## Problem details
Your answer must be every line of the data below that holds the string "icon", copied exactly.

[Opening Record set section]

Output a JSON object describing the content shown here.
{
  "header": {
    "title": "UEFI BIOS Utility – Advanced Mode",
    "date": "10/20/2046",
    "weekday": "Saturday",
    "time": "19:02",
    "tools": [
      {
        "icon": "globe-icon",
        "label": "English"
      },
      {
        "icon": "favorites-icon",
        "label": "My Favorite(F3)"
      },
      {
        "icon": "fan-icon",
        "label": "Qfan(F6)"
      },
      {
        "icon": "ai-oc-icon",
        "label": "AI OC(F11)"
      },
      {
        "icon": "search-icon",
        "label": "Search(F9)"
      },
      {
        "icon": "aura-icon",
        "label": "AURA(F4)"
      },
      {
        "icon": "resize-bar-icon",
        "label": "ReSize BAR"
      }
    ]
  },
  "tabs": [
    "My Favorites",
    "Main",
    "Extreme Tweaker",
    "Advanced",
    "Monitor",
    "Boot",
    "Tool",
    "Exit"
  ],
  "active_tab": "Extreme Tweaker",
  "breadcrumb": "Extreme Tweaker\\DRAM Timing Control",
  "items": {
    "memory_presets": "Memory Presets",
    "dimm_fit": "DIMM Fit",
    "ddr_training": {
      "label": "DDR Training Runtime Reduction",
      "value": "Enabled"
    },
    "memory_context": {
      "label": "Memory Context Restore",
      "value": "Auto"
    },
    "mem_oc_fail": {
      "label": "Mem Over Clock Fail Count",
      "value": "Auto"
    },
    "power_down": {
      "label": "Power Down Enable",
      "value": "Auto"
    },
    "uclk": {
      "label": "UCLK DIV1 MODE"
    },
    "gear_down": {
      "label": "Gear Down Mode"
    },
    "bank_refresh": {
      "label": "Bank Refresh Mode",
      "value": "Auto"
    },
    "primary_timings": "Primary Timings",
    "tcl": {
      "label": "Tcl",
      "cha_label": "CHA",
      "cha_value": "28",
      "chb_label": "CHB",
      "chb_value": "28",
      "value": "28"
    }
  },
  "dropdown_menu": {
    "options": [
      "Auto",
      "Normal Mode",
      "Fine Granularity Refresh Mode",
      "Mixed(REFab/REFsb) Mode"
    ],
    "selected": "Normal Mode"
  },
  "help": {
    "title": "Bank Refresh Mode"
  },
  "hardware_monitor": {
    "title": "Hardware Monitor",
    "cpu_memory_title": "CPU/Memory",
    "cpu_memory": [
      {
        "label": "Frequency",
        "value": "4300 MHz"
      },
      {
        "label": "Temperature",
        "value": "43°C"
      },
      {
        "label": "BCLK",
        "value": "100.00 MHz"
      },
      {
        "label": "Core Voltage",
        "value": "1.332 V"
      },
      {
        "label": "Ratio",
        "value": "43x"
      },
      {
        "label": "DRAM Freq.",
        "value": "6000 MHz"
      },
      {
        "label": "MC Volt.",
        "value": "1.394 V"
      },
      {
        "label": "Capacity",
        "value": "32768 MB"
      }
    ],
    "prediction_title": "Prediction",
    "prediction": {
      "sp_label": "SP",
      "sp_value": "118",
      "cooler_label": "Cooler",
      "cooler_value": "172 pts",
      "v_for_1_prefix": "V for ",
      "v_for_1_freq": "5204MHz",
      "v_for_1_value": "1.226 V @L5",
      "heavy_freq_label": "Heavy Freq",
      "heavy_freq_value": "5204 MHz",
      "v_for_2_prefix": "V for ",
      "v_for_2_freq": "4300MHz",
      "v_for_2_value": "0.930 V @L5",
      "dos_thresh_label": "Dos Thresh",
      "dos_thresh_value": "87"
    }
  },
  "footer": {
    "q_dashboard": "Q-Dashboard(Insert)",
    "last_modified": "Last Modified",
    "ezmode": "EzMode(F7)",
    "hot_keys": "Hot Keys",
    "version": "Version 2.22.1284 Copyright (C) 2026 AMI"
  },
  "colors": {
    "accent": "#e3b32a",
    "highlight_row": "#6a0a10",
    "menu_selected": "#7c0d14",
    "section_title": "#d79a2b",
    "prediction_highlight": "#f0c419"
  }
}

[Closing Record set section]

## Result
        "icon": "globe-icon",
        "icon": "favorites-icon",
        "icon": "fan-icon",
        "icon": "ai-oc-icon",
        "icon": "search-icon",
        "icon": "aura-icon",
        "icon": "resize-bar-icon",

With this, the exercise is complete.